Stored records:
■ ■ ■ ■ ■ ■ ■
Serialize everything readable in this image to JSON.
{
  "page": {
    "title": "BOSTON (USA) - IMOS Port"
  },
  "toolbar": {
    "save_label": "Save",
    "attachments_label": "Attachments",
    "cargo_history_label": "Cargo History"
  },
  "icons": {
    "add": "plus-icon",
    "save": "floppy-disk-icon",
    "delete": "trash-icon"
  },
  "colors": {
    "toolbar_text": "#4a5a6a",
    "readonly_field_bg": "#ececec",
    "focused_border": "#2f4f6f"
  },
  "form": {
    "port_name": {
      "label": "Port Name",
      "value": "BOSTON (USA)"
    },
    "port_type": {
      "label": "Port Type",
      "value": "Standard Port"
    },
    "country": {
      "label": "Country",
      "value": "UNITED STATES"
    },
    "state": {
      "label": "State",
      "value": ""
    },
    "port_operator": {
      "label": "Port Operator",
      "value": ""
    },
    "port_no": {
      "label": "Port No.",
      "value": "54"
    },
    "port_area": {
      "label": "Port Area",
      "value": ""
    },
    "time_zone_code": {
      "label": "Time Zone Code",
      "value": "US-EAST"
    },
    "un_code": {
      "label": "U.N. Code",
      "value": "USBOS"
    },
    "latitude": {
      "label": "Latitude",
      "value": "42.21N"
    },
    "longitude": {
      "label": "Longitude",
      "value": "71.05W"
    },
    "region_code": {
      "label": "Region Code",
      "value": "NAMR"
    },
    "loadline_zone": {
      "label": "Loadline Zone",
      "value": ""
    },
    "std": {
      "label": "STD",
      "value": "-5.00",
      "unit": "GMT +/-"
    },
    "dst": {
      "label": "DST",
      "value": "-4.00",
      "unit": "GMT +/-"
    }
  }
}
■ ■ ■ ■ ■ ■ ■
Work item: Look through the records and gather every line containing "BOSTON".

Task result:
    "title": "BOSTON (USA) - IMOS Port"
      "value": "BOSTON (USA)"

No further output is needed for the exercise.